  10. IMO a 1K/3K combi waterstone is probably the best starter. Much finer than that is pointless for stainless, and 3K to 8K is a natural step up for carbon steel (and about the finest you can usefully sharpen at in a kitchen knife) if you go that way, while a 300 or 400 grit is a natural step down from 1K and excellent grits for repairs. There are differences between brands but they not really that significant starting out. A lot of it comes down to personal preference, which is informed by personal experience.
  11. To me, "good knife skills" means quick and safe. Pretty and even are just byproducts. I think one reason there's little emphasis on knife skills these days is that "perfect" slices, etc. are easily achievable by machines in the kitchen or at the plant. Fair or not, imperfection has come to signify hand-made, artisanal, and authenticity. It does bug me when I see slow and unsafe practice from people who are supposed to be teaching others.
  12. I don't think silk cord wrapping would last very long in kitchen use. Tsubas and such would get in the way of any reasonable grip, too. There's a few "traditional" blade shapes available (kiritsuke, funayuki, usuba, nakiri), and all sorts of finishes and damascus patterns. If you want something flashy I say start from that end of the knife.
  13. No harm to your knives in using the Spyderco, particularly with the UF stones, although the built-in 30/40 angles might be limiting. Sandpaper/strop would require learning a new set of skills; I suggest practicing on the Henckels before you try sharpening your good knives.
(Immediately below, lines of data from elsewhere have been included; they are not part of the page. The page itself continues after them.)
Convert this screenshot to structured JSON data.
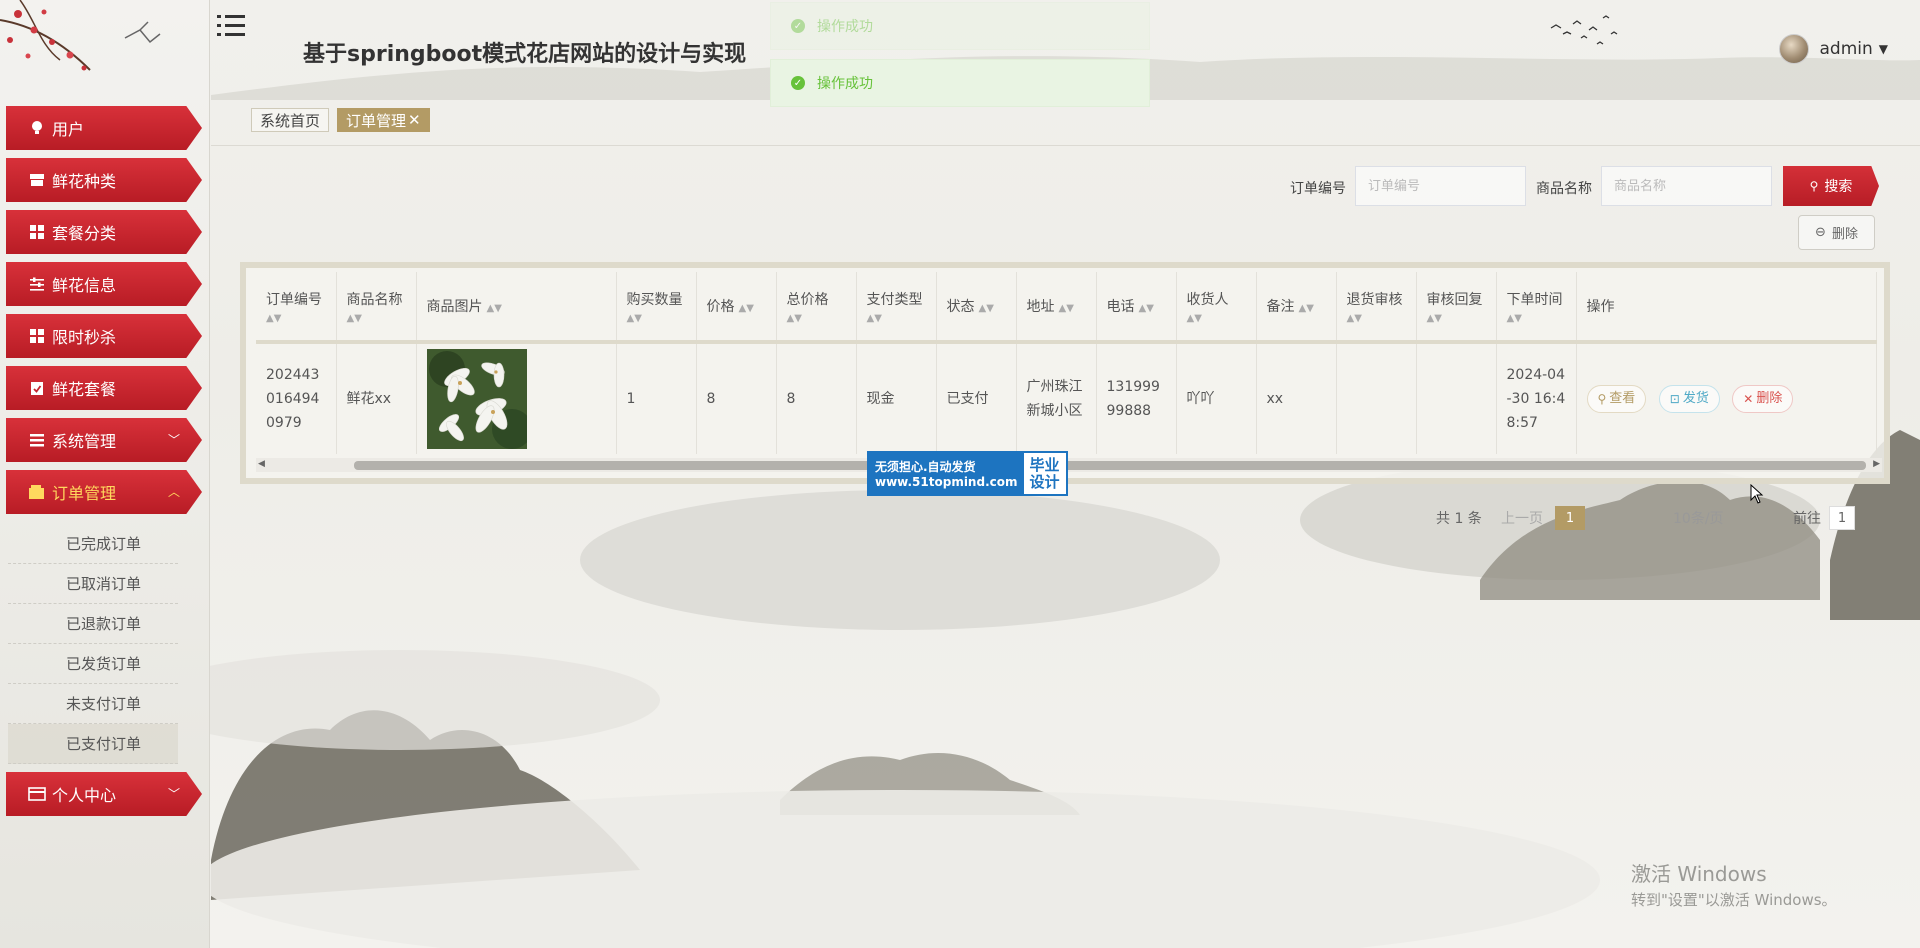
{
  "app": {
    "title": "基于springboot模式花店网站的设计与实现",
    "username": "admin"
  },
  "colors": {
    "accent_red": "#c32630",
    "active_tab": "#b39b65",
    "success_green": "#67c23a",
    "active_menu_text": "#ffd85e"
  },
  "sidebar": {
    "items": [
      {
        "label": "用户",
        "icon": "lightbulb-icon"
      },
      {
        "label": "鲜花种类",
        "icon": "store-icon"
      },
      {
        "label": "套餐分类",
        "icon": "grid-icon"
      },
      {
        "label": "鲜花信息",
        "icon": "sliders-icon"
      },
      {
        "label": "限时秒杀",
        "icon": "grid-icon"
      },
      {
        "label": "鲜花套餐",
        "icon": "clipboard-check-icon"
      },
      {
        "label": "系统管理",
        "icon": "list-icon"
      },
      {
        "label": "订单管理",
        "icon": "wallet-icon"
      },
      {
        "label": "个人中心",
        "icon": "card-icon"
      }
    ],
    "submenu": [
      {
        "label": "已完成订单"
      },
      {
        "label": "已取消订单"
      },
      {
        "label": "已退款订单"
      },
      {
        "label": "已发货订单"
      },
      {
        "label": "未支付订单"
      },
      {
        "label": "已支付订单"
      }
    ]
  },
  "toasts": [
    {
      "text": "操作成功"
    },
    {
      "text": "操作成功"
    }
  ],
  "tabs": {
    "home": "系统首页",
    "active": "订单管理",
    "close": "✕"
  },
  "search": {
    "order_no_label": "订单编号",
    "order_no_placeholder": "订单编号",
    "product_label": "商品名称",
    "product_placeholder": "商品名称",
    "search_button": "搜索",
    "delete_button": "删除"
  },
  "table": {
    "columns": [
      "订单编号",
      "商品名称",
      "商品图片",
      "购买数量",
      "价格",
      "总价格",
      "支付类型",
      "状态",
      "地址",
      "电话",
      "收货人",
      "备注",
      "退货审核",
      "审核回复",
      "下单时间",
      "操作"
    ],
    "row": {
      "order_no": "2024430164940979",
      "product": "鲜花xx",
      "quantity": "1",
      "price": "8",
      "total": "8",
      "pay_type": "现金",
      "status": "已支付",
      "address": "广州珠江新城小区",
      "phone": "13199999888",
      "receiver": "吖吖",
      "remark": "xx",
      "return_review": "",
      "review_reply": "",
      "order_time": "2024-04-30 16:48:57"
    },
    "actions": {
      "view": "查看",
      "ship": "发货",
      "delete": "删除"
    }
  },
  "watermark": {
    "line1": "无须担心.自动发货",
    "line2": "www.51topmind.com",
    "side1": "毕业",
    "side2": "设计"
  },
  "pagination": {
    "total": "共 1 条",
    "prev": "上一页",
    "current": "1",
    "page_size": "10条/页",
    "goto": "前往",
    "goto_value": "1"
  },
  "windows": {
    "line1": "激活 Windows",
    "line2": "转到\"设置\"以激活 Windows。"
  }
}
  14. Soap dispensers are more or less maintenace-free. Are you sure you didn't abuse yours?
  15. Sorry, already wrapped. Maybe on Wednesday.